Sunday, September 12, 2010

sponges: simply splendid

Sponges are typically described as the simplest of animals. In some ways, that’s a fair label. Their bodies are composed of only a handful of cell types responsible for all the functions in a living sponge: covering the outside, pumping water through the inside, digesting food, making the skeleton (yes, sponges have skeletons), and making gametes. These processes are all conducted at the cellular level, with no higher organization imposed. In contrast, there are hundreds of unique types of cells in humans, which are arranged into tissues, organs, and systems.
But sponges should not be underestimated; they have some special attributes.
Archaeocytes, a cell type that is dispersed throughout the body of the sponge, are totipotent, meaning they retain the ability to give rise to any type of cell in the sponge.
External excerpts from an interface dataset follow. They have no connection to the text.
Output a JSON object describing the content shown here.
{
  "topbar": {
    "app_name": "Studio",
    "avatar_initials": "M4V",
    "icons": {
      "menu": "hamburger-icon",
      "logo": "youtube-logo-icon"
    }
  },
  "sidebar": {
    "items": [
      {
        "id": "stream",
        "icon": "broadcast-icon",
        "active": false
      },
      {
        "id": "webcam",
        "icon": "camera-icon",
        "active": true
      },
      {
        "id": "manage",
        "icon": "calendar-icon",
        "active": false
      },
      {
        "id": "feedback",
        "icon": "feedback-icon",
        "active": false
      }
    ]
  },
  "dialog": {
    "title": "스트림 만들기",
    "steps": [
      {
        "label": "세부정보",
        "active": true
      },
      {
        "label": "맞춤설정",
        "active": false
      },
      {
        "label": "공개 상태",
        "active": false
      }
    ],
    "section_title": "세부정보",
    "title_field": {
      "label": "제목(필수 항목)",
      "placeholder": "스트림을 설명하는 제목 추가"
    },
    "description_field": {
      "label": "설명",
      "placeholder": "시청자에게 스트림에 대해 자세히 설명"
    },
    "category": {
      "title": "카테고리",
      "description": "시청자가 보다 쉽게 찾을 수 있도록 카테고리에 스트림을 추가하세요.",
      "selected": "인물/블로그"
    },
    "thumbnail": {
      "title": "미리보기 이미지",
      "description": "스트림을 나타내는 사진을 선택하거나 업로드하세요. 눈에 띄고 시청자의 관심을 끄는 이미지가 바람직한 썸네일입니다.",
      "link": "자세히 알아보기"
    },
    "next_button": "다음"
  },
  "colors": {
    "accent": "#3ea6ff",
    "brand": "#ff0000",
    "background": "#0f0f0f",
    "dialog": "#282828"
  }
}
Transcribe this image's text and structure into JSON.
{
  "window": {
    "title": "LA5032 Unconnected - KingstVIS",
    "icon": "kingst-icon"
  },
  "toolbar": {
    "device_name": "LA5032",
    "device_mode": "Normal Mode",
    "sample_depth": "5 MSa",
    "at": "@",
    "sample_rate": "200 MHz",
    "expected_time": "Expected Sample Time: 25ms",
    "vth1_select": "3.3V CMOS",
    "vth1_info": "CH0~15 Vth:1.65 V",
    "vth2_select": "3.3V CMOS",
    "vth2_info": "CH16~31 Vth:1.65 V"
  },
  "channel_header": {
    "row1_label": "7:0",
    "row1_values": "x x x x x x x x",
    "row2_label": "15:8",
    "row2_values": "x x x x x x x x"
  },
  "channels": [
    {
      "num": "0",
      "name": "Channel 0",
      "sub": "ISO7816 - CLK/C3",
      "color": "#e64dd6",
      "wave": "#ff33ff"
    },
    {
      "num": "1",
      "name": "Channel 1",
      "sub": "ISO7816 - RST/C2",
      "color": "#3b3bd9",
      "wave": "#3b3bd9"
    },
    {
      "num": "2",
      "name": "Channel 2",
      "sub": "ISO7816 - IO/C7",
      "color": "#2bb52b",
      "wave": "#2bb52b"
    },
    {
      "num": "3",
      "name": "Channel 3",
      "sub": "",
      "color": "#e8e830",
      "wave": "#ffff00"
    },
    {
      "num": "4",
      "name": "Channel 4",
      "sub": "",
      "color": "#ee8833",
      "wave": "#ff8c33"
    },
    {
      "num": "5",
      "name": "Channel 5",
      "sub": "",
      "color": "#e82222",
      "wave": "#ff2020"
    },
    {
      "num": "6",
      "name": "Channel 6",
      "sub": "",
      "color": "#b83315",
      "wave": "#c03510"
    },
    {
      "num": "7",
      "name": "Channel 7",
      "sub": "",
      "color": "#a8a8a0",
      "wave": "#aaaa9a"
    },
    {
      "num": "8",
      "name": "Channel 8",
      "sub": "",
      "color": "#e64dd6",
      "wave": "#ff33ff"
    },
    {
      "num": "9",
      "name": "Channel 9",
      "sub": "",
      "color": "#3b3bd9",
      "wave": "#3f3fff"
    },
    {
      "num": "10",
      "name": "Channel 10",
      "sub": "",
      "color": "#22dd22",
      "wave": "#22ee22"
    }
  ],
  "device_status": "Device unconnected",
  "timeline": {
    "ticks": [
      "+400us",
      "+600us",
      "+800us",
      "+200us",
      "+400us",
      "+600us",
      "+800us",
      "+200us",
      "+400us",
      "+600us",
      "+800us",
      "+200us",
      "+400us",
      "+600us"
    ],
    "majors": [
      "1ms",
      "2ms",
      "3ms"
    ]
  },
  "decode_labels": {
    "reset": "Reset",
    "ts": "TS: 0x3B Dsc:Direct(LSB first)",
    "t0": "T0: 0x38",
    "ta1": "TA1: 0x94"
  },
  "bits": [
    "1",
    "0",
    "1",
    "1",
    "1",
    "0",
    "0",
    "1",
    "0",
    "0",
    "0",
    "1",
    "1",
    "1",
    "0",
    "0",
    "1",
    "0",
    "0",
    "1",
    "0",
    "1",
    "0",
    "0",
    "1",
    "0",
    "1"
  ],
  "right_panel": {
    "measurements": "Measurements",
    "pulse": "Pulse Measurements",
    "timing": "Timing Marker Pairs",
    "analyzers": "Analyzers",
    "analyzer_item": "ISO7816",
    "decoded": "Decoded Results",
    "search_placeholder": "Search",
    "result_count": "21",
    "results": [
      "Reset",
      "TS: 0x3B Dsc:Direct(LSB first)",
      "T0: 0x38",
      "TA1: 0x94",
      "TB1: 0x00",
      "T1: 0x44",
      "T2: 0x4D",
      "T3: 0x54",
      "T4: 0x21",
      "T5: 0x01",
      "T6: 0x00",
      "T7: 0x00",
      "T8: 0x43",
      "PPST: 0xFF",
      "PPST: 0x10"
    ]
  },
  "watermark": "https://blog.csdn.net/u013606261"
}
Totipotency is the quality that makes human embryonic stem cells so attractive as a research tool and as a potential therapy for patients with certain types of cell damage due to disease or injury. Actually, embryonic stem cells cannot make the extra-embryonic membranes or placenta, so they are not, strictly speaking, totipotent, and are more precisely defined as pleuripotent. Virtually all animals begin life as a single, totipotent cell, the fertilized egg or zygote. (There are some exceptions to this assertion; can you think of an example?) During development, cell division and differentiation result in an increase in the number of cells and cell types, with various cell lines specialized for different tasks within the organism. Sponges are likely to be the oldest animals. Thus, the retention of a large population of totipotent cells could be an ancestral trait within our kingdom. Amazing regenerative ability and powers of asexual reproduction, which depend on totipotent or pleuripotent stem cells, are widespread among invertebrates. It’s our bad luck as mammals that our cells that are capable of differentiating into all cells in the body are so elusive, found only very early in development, when the embryo is but a tiny ball of cells.

No comments: